Oscar winner Kathryn Bigelow’s latest film, Detroit, is remarkable on a number of levels. The young men at the center of the story turn in game-changing performances. The musical score lays emotional groundwork for the audience’s journey, and Bigelow’s directing is at the top of her game. The complex yet powerful lens she has focused on overseas conflicts in The Hurt Locker and Zero Dark Thirty has now been brought back to her own country, where she examines a tragic, yet unknown, event from American history.
Aside from the historical interest, powerful performances, and masterful filmmaking, Bigelow also manages to push the boundaries of traditional storytelling structure, while managing to keep an emotional connection throughout the film with her audience.
As with any deeper examination of a film, spoilers from the plot follow.
Detroit begins with an animated prologue that provides a sense of history and backstory for the events that we will later see. We are given key insights into the psychology of black Americans in Detroit at the time. Often, only simple text is given to set the scene in historical dramas, while more creative approaches are often taken in other genres – see the opening crawl in the Star Wars films, for example. Engaging the audience with animation at the film’s start does not feel out of context or confusing, which is a risk the filmmaker took. It does, however, surprise us and cue us into the fact that we are likely about to witness this story in ways outside of the bounds we normally expect. This sets a powerful example for other storytellers — risk taking, when it comes to how we approach telling our stories, can be worth it, especially when the right execution can be accomplished.
Even after the opening sequence of the film, Bigelow resists the urge to immediately begin revealing specifics about the protagonists, instead choosing to further set the scene and create a specific mood in Detroit at the time, with environmental storytelling that culminates in a police raid on a private gathering in an African American neighborhood. Slowly and organically, key characters — both protagonists and antagonists — are revealed, complete with their backstories, motivations, and internal and external goals. Everything up through this point in the film makes up a creative yet complete first act.
In the second act, we are brought into the event at the heart of the film – the incident at the Algiers Motel, where three young black men are murdered without proper cause. Bigelow uses the techniques that made her so effective in the military-related films she has been celebrated for to create a tension that builds throughout the entire middle section of the story. All the protagonists and antagonists are brought into the same space. All are pushed to their limits. The result is tragic and presented with such a degree of realism that it is often hard not to look away.
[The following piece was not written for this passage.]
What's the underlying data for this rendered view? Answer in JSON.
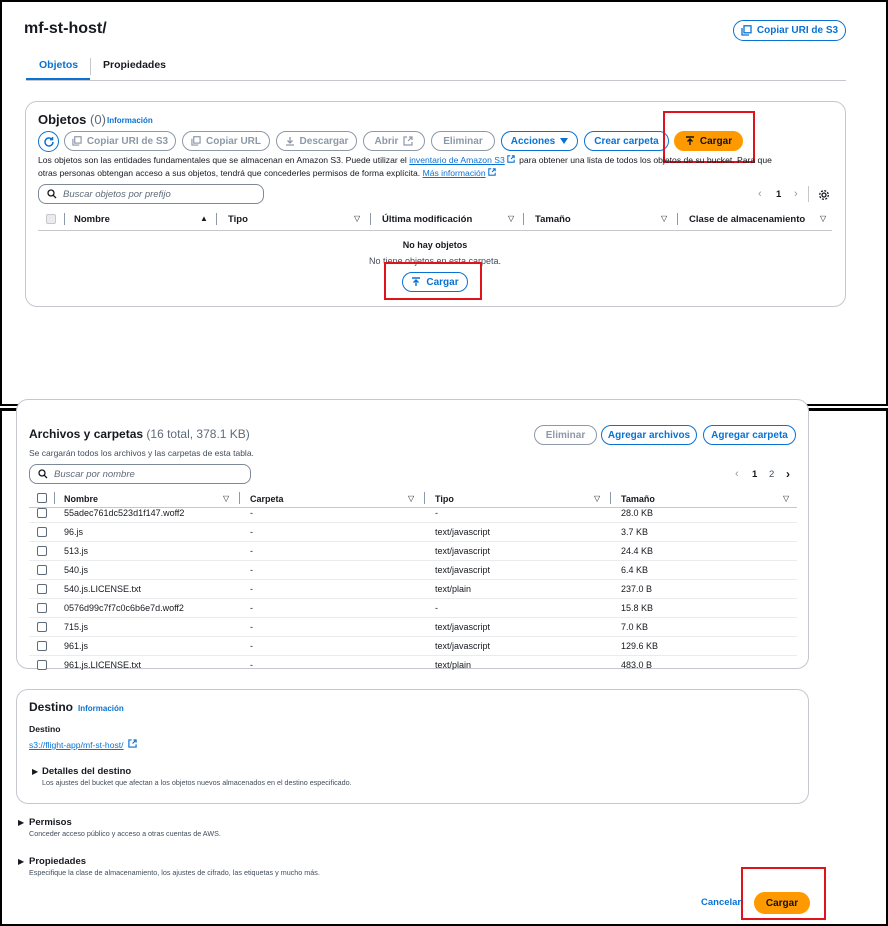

The third act deals with the aftermath of the event, including the revoking of the confession of the guilty officers that committed the murders. Watching how the results of the tragedy affect each character offers layer after layer of subtle nuance, reminding us that life is rarely simple and often unfair.
Bigelow’s dénouement shows the life choice made by the character most central in the story, as a result of the events of the fateful night. It is both heart-wrenching and hopeful. We are left with a character who has re-prioritized his life. His desires have moved from the external world to the internal. He evolves from being a man who wants a piece of the pie to a man who simply wants peace. Bigelow and her scriptwriter, Mark Boal, structured the film as a pyramid, beginning with a broad base of societal and historical context and eventually making their way to a final point, hammered home by a single life – a character that has been transformed by moments of evil, who chooses to keep going, and resolves to a life of introspection but deep meaning.
Detroit opens in theaters nationwide this weekend.
John Bucher is a writer, speaker, and story consultant based out of Los Angeles. He is the author of several books including The Inside Out Story and Master of the Cinematic Universe: The Secret Code to Writing in the New World of Media. He has written for entities ranging from HBO to U.S. Ambassadors. He teaches at The LA Film Studies Center and has conducted story seminars on five continents. He can be reached on Twitter @johnkbucher and through his site, tellingabetterstory.com.